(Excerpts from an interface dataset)
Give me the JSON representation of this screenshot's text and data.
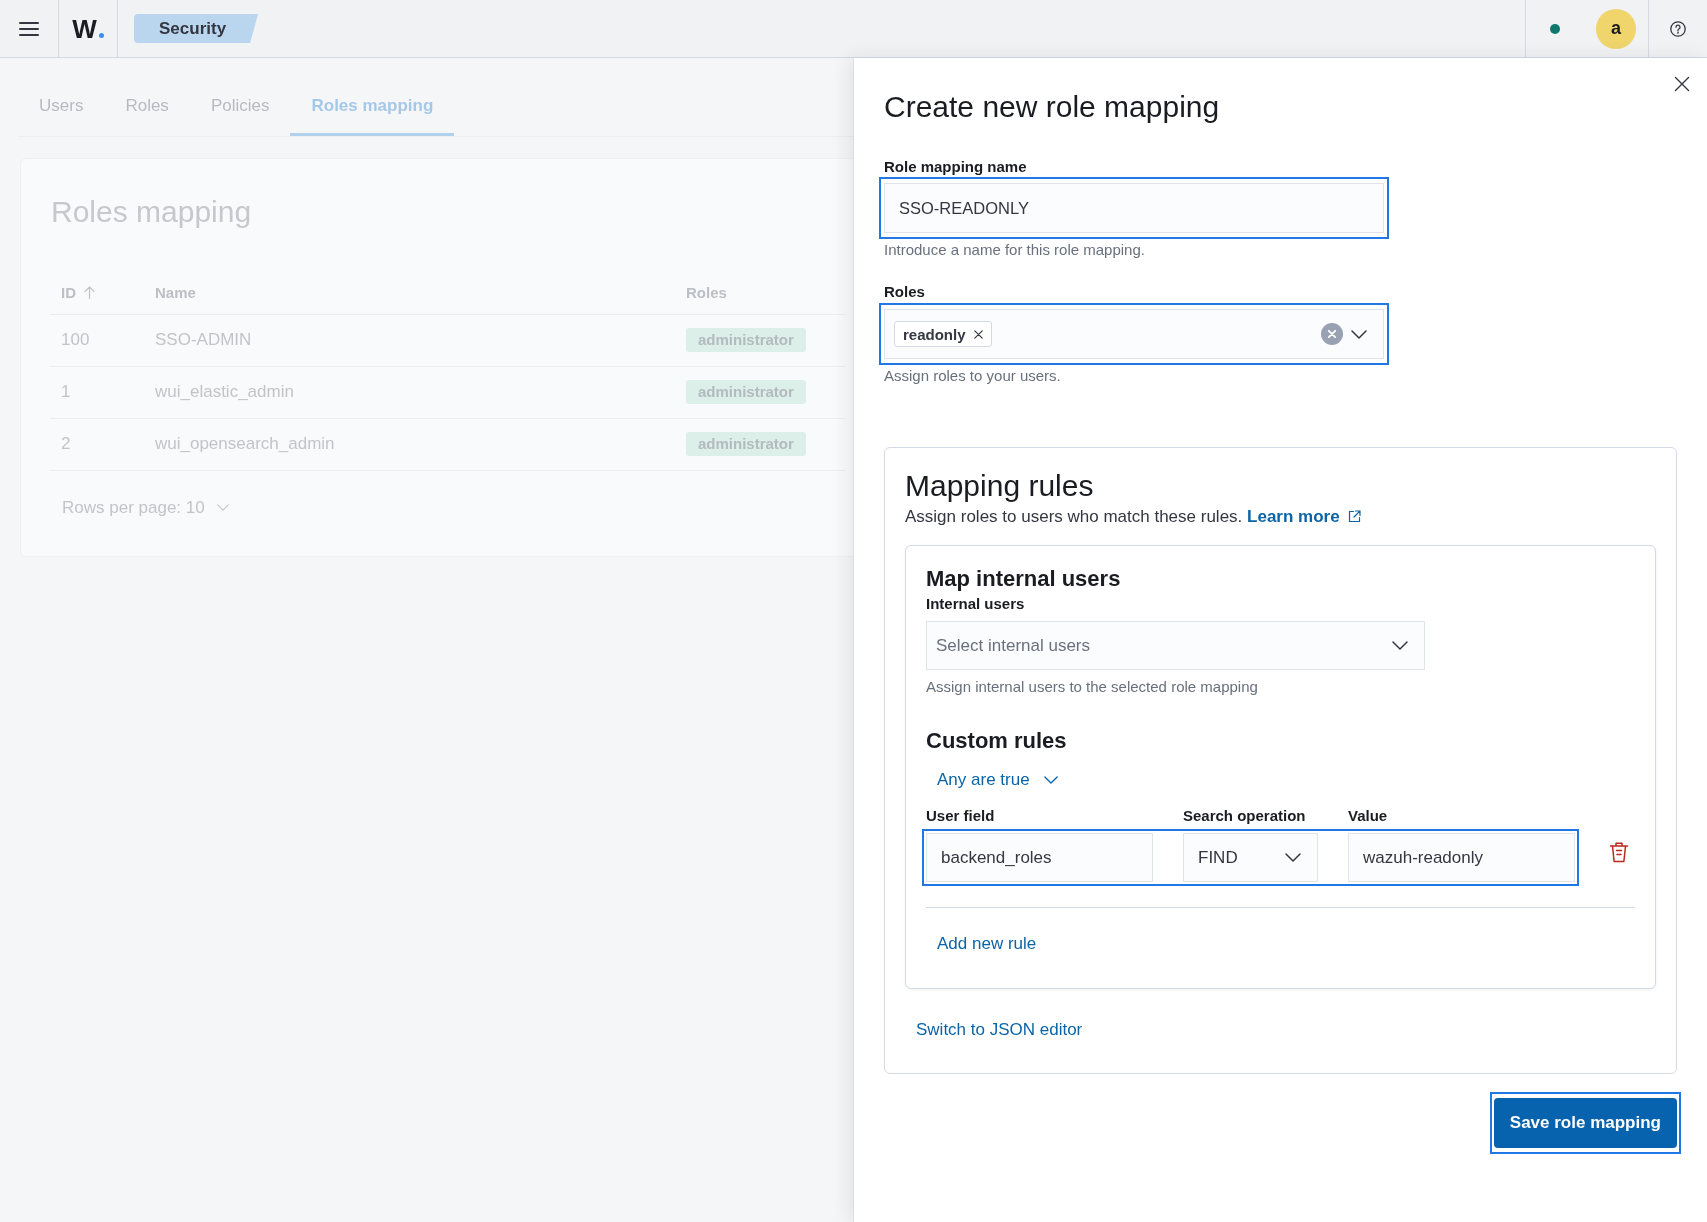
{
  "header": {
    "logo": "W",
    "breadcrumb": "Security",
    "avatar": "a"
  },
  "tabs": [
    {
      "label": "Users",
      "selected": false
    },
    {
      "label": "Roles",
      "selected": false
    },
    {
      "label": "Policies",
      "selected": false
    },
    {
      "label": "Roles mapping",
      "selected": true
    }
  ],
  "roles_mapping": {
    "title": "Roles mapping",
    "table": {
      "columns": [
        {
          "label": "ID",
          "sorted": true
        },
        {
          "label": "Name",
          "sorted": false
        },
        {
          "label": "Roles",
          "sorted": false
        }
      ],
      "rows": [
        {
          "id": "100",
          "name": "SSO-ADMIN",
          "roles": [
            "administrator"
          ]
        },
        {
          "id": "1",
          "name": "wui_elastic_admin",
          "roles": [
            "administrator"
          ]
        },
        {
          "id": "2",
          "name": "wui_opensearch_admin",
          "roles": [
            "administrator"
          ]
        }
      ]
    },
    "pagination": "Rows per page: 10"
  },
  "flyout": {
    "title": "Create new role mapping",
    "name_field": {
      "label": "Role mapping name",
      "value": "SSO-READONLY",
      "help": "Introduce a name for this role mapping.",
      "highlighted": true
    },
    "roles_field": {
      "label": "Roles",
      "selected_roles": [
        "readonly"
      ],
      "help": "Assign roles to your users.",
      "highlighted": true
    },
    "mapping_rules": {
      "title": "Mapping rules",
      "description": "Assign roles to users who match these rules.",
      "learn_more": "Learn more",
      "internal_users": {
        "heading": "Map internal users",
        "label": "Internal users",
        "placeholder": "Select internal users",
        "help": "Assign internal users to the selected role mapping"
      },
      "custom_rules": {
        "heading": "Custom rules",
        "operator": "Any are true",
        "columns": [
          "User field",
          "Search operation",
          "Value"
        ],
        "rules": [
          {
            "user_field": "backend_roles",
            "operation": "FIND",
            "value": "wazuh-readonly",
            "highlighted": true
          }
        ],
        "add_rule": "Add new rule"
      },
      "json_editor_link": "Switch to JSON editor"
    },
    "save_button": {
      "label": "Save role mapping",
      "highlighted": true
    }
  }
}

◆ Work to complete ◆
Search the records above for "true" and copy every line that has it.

◆ Task answer ◆
      "selected": true
          "sorted": true
      "highlighted": true
      "highlighted": true
        "operator": "Any are true",
            "highlighted": true
      "highlighted": true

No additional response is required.